**The problem:** Where an image occurs, skip it and print the rest of the records verbatim.

Start of Records to use

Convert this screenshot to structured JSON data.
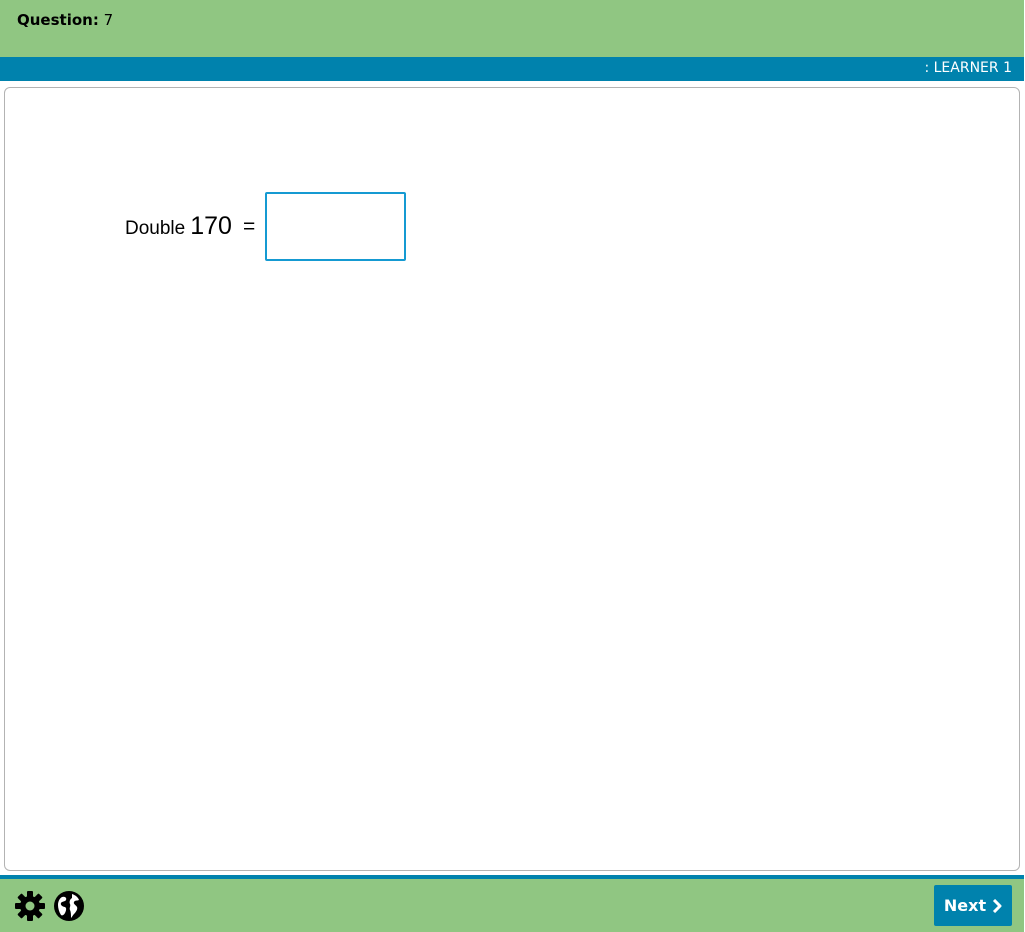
{
  "header": {
    "question_label": "Question:",
    "question_number": "7"
  },
  "learner_bar": {
    "learner_name": ": LEARNER 1"
  },
  "problem": {
    "operation_word": "Double",
    "number": "170",
    "equals": "=",
    "answer_value": "",
    "answer_placeholder": ""
  },
  "footer": {
    "settings_icon": "gear-icon",
    "language_icon": "globe-icon",
    "next_label": "Next",
    "next_icon": "chevron-right-icon"
  },
  "colors": {
    "header_green": "#90c682",
    "accent_blue": "#0082ad",
    "input_border": "#159ad2"
  }
}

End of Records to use

**Response below:**
Convert this screenshot to structured JSON data.
{
  "header": {
    "question_label": "Question:",
    "question_number": "7"
  },
  "learner_bar": {
    "learner_name": ": LEARNER 1"
  },
  "problem": {
    "operation_word": "Double",
    "number": "170",
    "equals": "=",
    "answer_value": "",
    "answer_placeholder": ""
  },
  "footer": {
    "settings_icon": "gear-icon",
    "language_icon": "globe-icon",
    "next_label": "Next",
    "next_icon": "chevron-right-icon"
  },
  "colors": {
    "header_green": "#90c682",
    "accent_blue": "#0082ad",
    "input_border": "#159ad2"
  }
}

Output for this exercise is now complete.